Peters: Well, the first point is, if you're in these for income, if your portfolio in general is conservative and oriented around dividends, don't be thinking in terms of swinging for the fences. Not here, not in any sector. That's just not how you want to play it.
You want to maintain proper allocations, proper diversification among different sectors that reflect the concentration of risks. Kinder Morgan cuts its dividend; it's not going to be the last. There are going to be other partnerships. If you had a portfolio that was 80% MLPs, maybe you own 10 or 20 different partnerships, but they're all going to face a lot of the same pressures at the same time. You don't want to be that concentrated.
And even now you don't want to say, "Now is the time to double or triple up on my exposure, because they're cheap." I think you want to play a much more disciplined, much more cautious game. I'll say that right off the bat.
I will say there are a couple of partnerships out there that I'm still very comfortable and very confident in. Magellan Midstream Partners, Spectra Energy Partners and its parent Spectra Energy Corporation. Enterprise Products. I actually took a very small position for the first time just in August in Enterprise. These are the ones that have been much more conservative than at Kinder Morgan. Much more conservative than they needed to be back in the boom days, and now they collect the benefit of this type of environment, and they have a lot more financial flexibility. They can continue to grow their dividends and distributions while others are forced to cut.
And the longer this lasts, you're going to see distressed asset sales, and a partnership like Magellan, with very conservative leverage metrics, they've got plenty of room to go out and increase debt opportunistically and add high-quality assets to their business. They're actually going to gain ground before this is over because of this downturn.
So, those are some names I'm comfortable with. It's very hard to endorse any beyond that. The area of names that I have a lot of confidence in is pretty tight right now. But think in terms of... if you have no exposure, you can start to nibble.
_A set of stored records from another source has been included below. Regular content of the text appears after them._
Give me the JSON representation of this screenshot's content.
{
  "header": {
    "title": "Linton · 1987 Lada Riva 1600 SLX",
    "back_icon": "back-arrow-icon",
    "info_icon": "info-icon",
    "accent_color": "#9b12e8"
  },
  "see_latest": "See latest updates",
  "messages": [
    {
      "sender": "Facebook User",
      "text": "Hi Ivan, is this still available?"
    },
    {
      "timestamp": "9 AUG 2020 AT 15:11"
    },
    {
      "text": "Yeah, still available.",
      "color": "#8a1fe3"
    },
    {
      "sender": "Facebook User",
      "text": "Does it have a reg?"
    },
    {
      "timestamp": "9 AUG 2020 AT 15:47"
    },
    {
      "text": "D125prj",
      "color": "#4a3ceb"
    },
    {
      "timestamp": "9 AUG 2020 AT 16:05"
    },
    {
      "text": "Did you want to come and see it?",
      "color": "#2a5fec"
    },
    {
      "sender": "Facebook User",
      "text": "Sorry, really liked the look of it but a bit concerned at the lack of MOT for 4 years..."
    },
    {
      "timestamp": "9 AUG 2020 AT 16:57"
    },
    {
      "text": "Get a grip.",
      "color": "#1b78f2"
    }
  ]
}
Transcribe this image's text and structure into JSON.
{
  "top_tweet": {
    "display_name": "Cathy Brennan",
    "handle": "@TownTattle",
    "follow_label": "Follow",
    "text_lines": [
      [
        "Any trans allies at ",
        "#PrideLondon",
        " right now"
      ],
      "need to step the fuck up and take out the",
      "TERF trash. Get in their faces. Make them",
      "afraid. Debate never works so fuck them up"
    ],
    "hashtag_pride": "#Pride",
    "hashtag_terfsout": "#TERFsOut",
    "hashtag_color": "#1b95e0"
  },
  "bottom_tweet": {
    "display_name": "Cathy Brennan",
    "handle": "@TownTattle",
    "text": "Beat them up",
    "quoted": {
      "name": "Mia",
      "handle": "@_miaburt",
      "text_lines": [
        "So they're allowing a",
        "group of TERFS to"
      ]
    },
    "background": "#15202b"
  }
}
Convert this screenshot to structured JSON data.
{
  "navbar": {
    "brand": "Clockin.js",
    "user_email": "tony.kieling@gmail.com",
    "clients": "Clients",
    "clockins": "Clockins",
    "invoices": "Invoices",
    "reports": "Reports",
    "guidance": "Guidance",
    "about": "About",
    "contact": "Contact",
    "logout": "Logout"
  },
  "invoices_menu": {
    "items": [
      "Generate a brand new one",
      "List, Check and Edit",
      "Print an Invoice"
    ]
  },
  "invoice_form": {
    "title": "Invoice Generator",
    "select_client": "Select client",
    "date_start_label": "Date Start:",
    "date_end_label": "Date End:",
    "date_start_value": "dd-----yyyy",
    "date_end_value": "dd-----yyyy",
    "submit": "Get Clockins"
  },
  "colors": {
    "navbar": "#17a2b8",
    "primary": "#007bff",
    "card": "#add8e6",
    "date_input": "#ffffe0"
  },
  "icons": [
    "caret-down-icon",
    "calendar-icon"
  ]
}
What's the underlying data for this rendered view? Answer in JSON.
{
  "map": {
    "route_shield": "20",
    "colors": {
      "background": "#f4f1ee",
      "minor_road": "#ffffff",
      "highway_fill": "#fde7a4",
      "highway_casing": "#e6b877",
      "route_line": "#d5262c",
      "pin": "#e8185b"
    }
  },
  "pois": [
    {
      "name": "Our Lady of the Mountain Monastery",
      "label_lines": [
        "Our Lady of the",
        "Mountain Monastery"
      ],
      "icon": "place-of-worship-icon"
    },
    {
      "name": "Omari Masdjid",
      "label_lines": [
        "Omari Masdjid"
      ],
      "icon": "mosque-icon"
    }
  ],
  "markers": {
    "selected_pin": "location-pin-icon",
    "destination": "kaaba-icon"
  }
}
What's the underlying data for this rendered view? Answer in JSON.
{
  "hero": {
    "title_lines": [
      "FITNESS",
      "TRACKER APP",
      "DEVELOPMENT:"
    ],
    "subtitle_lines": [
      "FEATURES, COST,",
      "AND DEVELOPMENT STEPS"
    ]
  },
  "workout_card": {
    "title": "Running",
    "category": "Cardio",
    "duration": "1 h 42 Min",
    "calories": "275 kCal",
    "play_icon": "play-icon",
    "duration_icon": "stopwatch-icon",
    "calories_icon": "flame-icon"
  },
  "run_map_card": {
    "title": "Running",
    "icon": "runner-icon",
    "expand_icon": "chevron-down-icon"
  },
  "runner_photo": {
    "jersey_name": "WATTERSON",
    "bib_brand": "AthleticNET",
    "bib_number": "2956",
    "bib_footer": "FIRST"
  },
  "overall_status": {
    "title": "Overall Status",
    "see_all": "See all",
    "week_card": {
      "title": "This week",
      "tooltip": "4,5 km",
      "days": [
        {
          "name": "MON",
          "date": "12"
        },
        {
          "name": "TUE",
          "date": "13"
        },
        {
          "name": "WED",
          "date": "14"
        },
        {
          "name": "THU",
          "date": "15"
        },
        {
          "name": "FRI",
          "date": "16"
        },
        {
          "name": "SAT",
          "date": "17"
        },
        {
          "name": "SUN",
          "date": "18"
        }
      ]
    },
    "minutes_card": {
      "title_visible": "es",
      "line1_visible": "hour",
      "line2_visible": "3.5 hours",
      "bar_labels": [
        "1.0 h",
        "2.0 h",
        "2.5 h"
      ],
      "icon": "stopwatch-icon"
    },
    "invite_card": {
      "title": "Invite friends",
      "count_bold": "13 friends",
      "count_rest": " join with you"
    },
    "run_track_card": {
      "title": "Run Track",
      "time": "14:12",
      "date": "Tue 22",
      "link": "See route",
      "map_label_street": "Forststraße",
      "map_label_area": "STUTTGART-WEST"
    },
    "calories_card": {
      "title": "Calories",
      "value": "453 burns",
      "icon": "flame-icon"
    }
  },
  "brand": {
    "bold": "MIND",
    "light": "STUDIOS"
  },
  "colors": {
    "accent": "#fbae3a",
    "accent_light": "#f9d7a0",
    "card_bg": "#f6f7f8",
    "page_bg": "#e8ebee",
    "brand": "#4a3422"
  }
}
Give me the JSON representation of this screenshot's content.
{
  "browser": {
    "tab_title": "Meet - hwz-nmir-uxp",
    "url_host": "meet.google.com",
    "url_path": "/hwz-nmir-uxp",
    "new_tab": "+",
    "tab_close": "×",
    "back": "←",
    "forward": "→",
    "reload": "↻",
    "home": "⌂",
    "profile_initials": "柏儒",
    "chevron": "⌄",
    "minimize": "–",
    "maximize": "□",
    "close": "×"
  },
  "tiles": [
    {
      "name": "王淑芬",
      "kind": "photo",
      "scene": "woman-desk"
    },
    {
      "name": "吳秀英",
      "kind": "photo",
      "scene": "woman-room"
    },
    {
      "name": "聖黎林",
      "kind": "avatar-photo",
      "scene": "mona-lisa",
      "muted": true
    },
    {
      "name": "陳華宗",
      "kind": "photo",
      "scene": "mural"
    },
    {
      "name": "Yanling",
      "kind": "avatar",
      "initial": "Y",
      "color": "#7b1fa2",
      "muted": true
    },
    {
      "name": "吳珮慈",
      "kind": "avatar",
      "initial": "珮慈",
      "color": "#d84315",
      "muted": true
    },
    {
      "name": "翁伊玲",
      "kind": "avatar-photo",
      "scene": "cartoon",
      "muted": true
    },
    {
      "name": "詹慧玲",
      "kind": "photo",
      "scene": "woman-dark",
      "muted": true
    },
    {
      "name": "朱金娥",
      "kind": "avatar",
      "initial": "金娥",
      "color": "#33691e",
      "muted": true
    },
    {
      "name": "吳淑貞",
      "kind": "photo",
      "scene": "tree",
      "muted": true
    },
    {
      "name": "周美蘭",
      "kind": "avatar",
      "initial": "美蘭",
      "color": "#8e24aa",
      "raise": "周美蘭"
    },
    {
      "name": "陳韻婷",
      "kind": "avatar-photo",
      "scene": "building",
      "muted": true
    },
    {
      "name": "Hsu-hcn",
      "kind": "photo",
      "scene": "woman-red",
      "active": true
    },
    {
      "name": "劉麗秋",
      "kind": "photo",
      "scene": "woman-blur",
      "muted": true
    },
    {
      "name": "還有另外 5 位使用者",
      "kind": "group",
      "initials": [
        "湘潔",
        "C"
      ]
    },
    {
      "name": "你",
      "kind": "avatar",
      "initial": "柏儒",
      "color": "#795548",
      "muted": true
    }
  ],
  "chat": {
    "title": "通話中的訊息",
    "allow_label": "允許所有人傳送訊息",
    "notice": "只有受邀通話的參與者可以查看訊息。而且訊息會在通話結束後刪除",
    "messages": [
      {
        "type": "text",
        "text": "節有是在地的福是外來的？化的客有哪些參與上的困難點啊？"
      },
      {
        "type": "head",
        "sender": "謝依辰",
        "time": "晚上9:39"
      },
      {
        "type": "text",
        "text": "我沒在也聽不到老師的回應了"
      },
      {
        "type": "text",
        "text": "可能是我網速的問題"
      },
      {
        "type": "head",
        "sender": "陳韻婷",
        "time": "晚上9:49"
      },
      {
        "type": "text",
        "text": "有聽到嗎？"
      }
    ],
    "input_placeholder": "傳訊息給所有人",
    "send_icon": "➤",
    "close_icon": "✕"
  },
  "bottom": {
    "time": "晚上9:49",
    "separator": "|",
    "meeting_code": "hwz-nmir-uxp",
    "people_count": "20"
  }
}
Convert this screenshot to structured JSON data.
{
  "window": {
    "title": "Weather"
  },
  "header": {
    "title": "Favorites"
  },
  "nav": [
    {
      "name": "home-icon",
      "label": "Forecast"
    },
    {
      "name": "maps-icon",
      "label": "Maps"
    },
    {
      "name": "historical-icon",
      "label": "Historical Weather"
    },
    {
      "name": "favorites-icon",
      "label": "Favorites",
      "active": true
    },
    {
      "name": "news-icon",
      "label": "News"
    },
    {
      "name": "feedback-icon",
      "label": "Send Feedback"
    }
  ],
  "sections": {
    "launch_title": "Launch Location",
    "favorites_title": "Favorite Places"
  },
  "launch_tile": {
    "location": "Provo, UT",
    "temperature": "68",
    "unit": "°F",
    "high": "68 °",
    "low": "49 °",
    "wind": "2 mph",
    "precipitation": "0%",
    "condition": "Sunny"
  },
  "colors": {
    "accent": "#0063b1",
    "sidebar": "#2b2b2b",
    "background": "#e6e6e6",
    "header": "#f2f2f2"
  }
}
If you've got some, maybe you paid some higher prices in these very high-quality names, you can think about averaging down. But don't double, triple up. Don't move 50% of your portfolio into midstream partnerships. My exposure right now is in 10%-11% range. I might go to 15%, but I'm not going to 50%.
Glaser: Josh, thanks for your thoughts today.
Peters: Thank you, Jeremy.
Glaser: For Morningstar, I'm Jeremy Glaser. Thanks for watching.